Hi, I'm Jaden, a professional recipe developer, food columnist and food photographer specializing in fast, fresh and easy recipes for the home cook. Most of my recipes are modern Asian! About meFast, fresh & easy recipes for the home cook.
Wednesday, November 28, 2007
As you can tell, I’m going through a de-cluttering phase, basically purging my home because I know that in order to make room for shiny new crap I have to get rid of all the old crap and tschotchkes , which I think is Yiddish for “shit I don’t need.” Ok, really, my husband threatened to fwithhold all of my holiday gifts until I go clean my room and stop unnecessary purchases.
I don’t label myself a compulsive shopper because that would require medication and an extra monthly expense that I’d just rather spend on alcohol. Let’s just call it “model consumerist and creative cabinet stuffer.”….continued…
The process of clearing house required prep work, so I consulted Martha Stewart, 5 books and purchased $189.22 of organizing supplies. I even bought an appropriate outfit to get the job done, because you can’t accurately guess exactly where the crap ends and how long it will take.

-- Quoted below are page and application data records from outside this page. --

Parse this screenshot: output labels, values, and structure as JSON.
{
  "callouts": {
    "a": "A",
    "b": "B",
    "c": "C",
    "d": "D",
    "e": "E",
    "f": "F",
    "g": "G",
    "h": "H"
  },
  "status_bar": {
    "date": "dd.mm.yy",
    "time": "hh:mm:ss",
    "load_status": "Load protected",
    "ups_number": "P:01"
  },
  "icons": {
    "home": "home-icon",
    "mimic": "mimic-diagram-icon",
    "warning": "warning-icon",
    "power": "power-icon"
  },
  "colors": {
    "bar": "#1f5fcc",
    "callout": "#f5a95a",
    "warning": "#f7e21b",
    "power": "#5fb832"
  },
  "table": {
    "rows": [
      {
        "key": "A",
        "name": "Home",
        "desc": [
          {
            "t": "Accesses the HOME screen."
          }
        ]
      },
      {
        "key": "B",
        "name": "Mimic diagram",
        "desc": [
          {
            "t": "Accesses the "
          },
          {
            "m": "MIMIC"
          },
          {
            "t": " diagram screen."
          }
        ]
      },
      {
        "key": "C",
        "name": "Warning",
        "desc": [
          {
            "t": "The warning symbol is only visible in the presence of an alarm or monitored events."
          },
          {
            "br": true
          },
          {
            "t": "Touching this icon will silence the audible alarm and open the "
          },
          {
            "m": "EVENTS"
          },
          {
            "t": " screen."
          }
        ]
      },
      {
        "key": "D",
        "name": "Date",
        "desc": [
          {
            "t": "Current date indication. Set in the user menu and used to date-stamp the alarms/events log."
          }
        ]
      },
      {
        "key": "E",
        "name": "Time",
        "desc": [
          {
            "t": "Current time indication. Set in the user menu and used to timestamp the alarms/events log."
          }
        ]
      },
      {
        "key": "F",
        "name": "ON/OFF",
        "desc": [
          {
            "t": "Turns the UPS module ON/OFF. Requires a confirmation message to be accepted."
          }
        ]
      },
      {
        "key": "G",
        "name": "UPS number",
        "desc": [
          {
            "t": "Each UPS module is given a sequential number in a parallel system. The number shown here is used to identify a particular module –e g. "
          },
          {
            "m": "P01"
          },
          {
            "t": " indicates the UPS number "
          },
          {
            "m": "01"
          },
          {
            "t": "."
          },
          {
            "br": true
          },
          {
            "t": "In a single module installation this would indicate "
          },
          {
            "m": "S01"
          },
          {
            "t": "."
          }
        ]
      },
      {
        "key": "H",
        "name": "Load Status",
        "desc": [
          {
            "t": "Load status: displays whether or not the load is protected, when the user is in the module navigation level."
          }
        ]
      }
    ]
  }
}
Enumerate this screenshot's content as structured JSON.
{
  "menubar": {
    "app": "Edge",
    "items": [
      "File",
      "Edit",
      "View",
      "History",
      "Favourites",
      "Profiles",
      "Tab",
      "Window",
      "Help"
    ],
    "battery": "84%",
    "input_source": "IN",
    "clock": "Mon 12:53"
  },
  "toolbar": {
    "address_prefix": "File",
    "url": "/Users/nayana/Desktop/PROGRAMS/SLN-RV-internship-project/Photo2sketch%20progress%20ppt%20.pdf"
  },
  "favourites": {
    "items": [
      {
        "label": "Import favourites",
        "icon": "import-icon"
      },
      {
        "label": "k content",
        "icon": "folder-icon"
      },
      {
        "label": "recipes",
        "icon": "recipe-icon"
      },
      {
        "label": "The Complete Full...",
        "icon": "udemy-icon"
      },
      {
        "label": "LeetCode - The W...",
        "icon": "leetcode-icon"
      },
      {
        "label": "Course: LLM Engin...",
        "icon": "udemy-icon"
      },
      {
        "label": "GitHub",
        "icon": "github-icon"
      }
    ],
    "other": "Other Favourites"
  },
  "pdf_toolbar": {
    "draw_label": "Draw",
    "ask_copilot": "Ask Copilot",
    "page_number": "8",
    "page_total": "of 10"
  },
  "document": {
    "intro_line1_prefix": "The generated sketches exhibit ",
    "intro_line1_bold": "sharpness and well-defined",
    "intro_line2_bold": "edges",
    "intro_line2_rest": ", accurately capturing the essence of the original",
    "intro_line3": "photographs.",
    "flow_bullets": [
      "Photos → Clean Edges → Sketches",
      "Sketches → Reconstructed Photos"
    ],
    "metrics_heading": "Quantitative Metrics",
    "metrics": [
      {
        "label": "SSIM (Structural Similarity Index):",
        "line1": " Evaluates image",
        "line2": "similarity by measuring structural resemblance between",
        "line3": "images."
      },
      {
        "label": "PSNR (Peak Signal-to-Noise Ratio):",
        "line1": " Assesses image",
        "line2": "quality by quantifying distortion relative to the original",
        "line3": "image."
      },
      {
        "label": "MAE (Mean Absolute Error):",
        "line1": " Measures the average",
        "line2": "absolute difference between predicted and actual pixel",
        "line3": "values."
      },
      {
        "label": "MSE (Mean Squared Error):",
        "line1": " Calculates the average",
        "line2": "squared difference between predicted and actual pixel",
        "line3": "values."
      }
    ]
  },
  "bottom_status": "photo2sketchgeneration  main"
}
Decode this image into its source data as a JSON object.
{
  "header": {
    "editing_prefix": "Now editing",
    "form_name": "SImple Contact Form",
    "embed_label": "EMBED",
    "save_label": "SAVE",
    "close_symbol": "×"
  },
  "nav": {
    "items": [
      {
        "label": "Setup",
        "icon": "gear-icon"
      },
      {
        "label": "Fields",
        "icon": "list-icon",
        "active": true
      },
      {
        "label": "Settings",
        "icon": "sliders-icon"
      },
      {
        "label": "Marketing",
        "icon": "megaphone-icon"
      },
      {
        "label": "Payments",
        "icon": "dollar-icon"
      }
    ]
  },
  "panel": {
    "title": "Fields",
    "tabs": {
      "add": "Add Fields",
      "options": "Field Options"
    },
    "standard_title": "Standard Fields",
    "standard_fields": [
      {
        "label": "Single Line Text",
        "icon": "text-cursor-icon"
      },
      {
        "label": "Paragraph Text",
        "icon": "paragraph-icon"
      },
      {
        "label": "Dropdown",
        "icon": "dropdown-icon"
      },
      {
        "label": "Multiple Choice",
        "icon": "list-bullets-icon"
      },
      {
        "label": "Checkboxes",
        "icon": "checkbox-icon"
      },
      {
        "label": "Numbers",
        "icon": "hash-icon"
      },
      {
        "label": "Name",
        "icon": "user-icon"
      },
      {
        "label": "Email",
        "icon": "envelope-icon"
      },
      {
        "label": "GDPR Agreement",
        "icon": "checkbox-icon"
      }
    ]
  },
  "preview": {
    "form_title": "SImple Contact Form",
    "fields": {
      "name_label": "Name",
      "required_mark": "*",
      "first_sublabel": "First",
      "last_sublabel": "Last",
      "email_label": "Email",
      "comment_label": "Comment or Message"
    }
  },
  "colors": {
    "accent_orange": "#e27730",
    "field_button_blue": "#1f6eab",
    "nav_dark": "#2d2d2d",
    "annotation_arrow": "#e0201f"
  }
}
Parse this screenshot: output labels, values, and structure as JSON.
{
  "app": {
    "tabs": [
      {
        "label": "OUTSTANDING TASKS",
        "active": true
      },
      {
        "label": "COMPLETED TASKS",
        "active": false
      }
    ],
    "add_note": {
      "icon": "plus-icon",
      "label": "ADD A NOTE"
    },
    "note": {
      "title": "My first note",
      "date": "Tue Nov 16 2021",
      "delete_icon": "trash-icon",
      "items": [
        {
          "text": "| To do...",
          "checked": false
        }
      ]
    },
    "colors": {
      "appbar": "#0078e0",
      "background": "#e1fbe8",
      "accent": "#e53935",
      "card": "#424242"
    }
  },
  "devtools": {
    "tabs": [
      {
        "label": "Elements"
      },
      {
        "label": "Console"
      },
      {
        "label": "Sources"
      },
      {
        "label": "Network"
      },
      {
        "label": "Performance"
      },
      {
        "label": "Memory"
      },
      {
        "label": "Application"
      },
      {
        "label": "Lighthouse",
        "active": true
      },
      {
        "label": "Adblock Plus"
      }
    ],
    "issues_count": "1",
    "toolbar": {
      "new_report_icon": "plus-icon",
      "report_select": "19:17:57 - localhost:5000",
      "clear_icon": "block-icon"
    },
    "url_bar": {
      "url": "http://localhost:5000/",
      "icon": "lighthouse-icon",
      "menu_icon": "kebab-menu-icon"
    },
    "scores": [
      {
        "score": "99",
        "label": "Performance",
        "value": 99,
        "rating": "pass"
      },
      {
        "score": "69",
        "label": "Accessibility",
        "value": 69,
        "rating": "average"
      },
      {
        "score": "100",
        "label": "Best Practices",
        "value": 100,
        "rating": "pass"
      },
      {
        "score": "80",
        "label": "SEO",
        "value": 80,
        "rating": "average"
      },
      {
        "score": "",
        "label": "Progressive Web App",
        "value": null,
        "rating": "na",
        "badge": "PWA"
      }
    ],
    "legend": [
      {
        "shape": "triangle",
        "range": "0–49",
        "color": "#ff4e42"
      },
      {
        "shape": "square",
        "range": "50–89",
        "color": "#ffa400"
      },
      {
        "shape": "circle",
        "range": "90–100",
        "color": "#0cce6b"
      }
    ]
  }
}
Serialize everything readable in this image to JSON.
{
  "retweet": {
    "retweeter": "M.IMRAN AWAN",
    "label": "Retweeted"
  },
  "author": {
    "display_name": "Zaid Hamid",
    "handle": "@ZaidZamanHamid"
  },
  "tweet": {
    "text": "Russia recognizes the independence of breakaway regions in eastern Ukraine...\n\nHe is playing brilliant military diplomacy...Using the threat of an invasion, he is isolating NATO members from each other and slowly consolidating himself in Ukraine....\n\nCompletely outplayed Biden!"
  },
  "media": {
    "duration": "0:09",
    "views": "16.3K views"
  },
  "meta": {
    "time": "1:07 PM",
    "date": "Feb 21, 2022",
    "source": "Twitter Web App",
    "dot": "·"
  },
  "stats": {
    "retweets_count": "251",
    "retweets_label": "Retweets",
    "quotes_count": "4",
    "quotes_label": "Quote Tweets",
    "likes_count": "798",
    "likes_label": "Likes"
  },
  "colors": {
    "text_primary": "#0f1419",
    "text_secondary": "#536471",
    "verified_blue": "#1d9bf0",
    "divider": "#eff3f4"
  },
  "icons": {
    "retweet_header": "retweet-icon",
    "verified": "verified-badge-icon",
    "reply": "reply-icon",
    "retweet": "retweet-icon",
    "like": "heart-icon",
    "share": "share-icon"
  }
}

I wanted to be sure I was adequately dressed for sun, rain, sleet and the Armageddon. Don’t look at me like that. It’s a deep kitchen cabinet.
So how did I end up with so many uni-taskers like the dehydrator, chopper-bopper, swirly-twirly, sucker-pucker, pasta-prestos and a Pocket-Rocket? Well, I’ll tell you exactly why. Because you never know what surprises life hurls through your window and smacks you in the ass. What if tomorrow a herd of elephants tornadoes through my home and the only thing that would save my family is salad shooter, rusty whisk and a snow globe!?
Sometimes I wonder why I consume myself in this just-in-case mentality, torturing my family and friends with fantastical scenarios. I guess when I was a kid, flipping between episodes of Inspector Gadget and McGuyver was an unhealthy thing.
Last month when my husband questioned why I needed a portable oven when I already have a new built-in GE Profile AND a $1300 micro-convection-halogen-triple-deluxe oven, I just stood there dumbly with my mouth wide open and my pouty bottom lip just dangling helplessly. My quick-wit and words failed me. Damn it! I had no good answer for the appliance redundancy and stomped away as my hair erupted into spontaneous flames. Common sense had won again. Curse you!
Before I give up my portable oven, I’m using it one last time for Roasted Chicken with Sweet Plum Sauce. Of course, I’ve included the recipe for making this in a regular oven.The sweet plum sauce can be found jarred at most supermarkets in the Asian section. It’s sweet, sticky and highly addictive.
Oh, and the Pocket-Rocket <–pssst….that’s not an immersion blender. That’s duct taped under the dining table in case I’m stuck with boring guests and drab dinner conversation. Mighty fine entertainment on the evenings when I forget to drape a tablecloth over the glass. I guess that’s where the nickname, “O”-stess with the Mostess came from!
I call this new cooking technique, “_______________”
oh but this Roast Chicken with Sweet Plum Sauce is juicy…moist…
and for you roast chicken dark meat fans:
Roasted Chicken with Sweet Plum Sauce
Ingredients:4-lb whole chicken
1/4 cup sweet plum sauce
1 head of garlic, halved
1 lemon, quartered
salt & pepper
3 tbl butter, softened
1/4 cup sweet plum sauce to serve at table
Rinse chicken and cut away extra fat. Pat dry with paper towels inside and out. Place in shallow baking dish and rub softened butter all over chicken, tucking just a bit under the skin of breast. Season generously with salt and pepper outside and inside cavity. Stuff with garlic and lemon. Tie legs of the chicken together, slather sweet plum sauce all over chicken. Set breast side down. Let sit 30 minutes at room temperature. Preheat oven to 450F. Roast chicken 20 minutes. Turn breast side up, lower temperature to 375F and return to oven. Continue to roast another 60-70 minutes, brushing with additional sweet plum sauce towards the end. You may have to loosely tent with tin foil if skin is approaching maximum crispiness (i.e. don’t burn the skin.) Chicken is done when juices run clear as knife tip is inserted into chicken thigh. Thickest part of thigh without touching bone should register 170F. Let chicken rest 10 minutes before carving. Serve with a side of sweet plum sauce for dipping.
Note: During roasting, cover with foil if chicken skin starts to burn, using the _____ technique as illustrated above with bits of foil and toothpicks.
The side dish in the first photo is my 15 Minute Asian Noodles (see below)